The European Parliament’s trade committee today decided that Europe’s national courts cannot be trusted with safeguarding the rights of international investors when it called for private arbitration to be retained in the EU-US trade deal. MEPs voted for the controversial Investor-State Dispute Settlement clause (ISDS) – though repackaged under a different name for the Transatlantic Trade and Investment Partnership (TTIP). ISDS allows foreign investors to directly sue governments in private arbitration panels, with potential awards paid by taxpayers.
Transport & Environment, a member of the Commission’s Advisory Group on TTIP, said that by backing ISDS the trade committee displays a lack of trust in European judicial systems, socialises private risks, and deters future EU laws to protect citizens and the environment. The vote marks a U-turn by MEPs after the Parliament’s environment committee said no to ISDS because of its chilling effect on regulation and that national courts would continue to vindicate the rights of international investors.
Cécile Toubeau, sustainable trade officer at T&E, said: “In the clash between lobbyists and the public interest, INTA MEPs side with the former by backing this deeply flawed private arbitration system. Not only do they not trust our courts, they are also willing to have Europeans pay for the private risks of big business, and tie the hands of future EU lawmakers by providing a implicit deterrent to public-interest regulation.”
The trade committee also failed to take a stance on the core issue of TTIP: Europe’s right to set its own environmental and safety standards. Tariff barriers between both blocs are already very low hence TTIP is mostly about divergences in EU and US standards. But the EU’s ability to set its own standards is not a tradable good. As witnessed with the impact of the EU-Canada agreement (CETA) on the Fuel Quality Directive, trade negotiations do have substantial influence on the EU’s independence to set its own rules.
MEPs today could have followed the approach taken by the environment committee, which emphasised that there are areas to which so-called ‘regulatory cooperation’ (e.g. mutual recognition of standards) should not extend. For example, talks about sanitary and phytosanitary (SPS) issues, animal welfare and chemical regulation are areas where regulation in the EU and US are based on completely different principles and cooperation beyond information exchange is unhelpful.

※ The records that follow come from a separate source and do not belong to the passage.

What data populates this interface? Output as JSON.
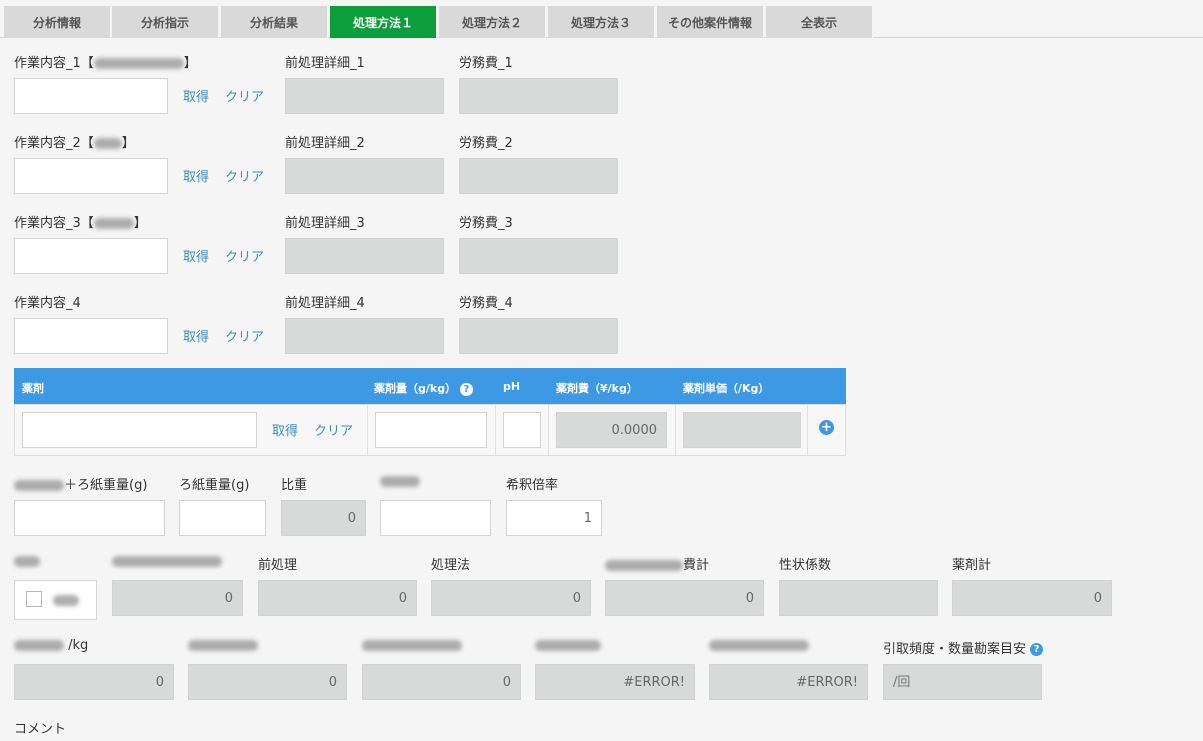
{
  "tabs": [
    "分析情報",
    "分析指示",
    "分析結果",
    "処理方法１",
    "処理方法２",
    "処理方法３",
    "その他案件情報",
    "全表示"
  ],
  "active_tab": "処理方法１",
  "work_rows": [
    {
      "work_label": "作業内容_1",
      "bracket_open": "【",
      "bracket_close": "】",
      "detail_label": "前処理詳細_1",
      "labor_label": "労務費_1",
      "get": "取得",
      "clear": "クリア"
    },
    {
      "work_label": "作業内容_2",
      "bracket_open": "【",
      "bracket_close": "】",
      "detail_label": "前処理詳細_2",
      "labor_label": "労務費_2",
      "get": "取得",
      "clear": "クリア"
    },
    {
      "work_label": "作業内容_3",
      "bracket_open": "【",
      "bracket_close": "】",
      "detail_label": "前処理詳細_3",
      "labor_label": "労務費_3",
      "get": "取得",
      "clear": "クリア"
    },
    {
      "work_label": "作業内容_4",
      "bracket_open": "",
      "bracket_close": "",
      "detail_label": "前処理詳細_4",
      "labor_label": "労務費_4",
      "get": "取得",
      "clear": "クリア"
    }
  ],
  "reagent": {
    "headers": {
      "name": "薬剤",
      "amount": "薬剤量（g/kg）",
      "ph": "pH",
      "cost": "薬剤費（¥/kg）",
      "unit_price": "薬剤単価（/Kg）"
    },
    "help_icon": "?",
    "get": "取得",
    "clear": "クリア",
    "cost_value": "0.0000",
    "add_icon": "+"
  },
  "weights": {
    "filter_plus_suffix": "＋ろ紙重量(g)",
    "filter_label": "ろ紙重量(g)",
    "gravity_label": "比重",
    "gravity_value": "0",
    "dilution_label": "希釈倍率",
    "dilution_value": "1"
  },
  "totals": {
    "pretreat_label": "前処理",
    "method_label": "処理法",
    "cost_total_suffix": "費計",
    "property_label": "性状係数",
    "reagent_total_label": "薬剤計",
    "values": [
      "0",
      "0",
      "0",
      "0",
      "",
      "0"
    ]
  },
  "per_kg": {
    "first_suffix": "/kg",
    "values": [
      "0",
      "0",
      "0",
      "#ERROR!",
      "#ERROR!"
    ],
    "frequency_label": "引取頻度・数量勘案目安",
    "frequency_placeholder": "/回"
  },
  "comment_label": "コメント"
}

Cécile Toubeau continued: “Sadly the trade committee of the European Parliament have not listened to their expert colleagues in the environment committee who worked very hard to develop a resolution that would foster trade but also safeguard our regulatory freedom. The trade committee’s approach to the widely discredited investor protection clause is symptomatic. We hope MEPs will mobilise to fix this resolution in plenary vote next month.”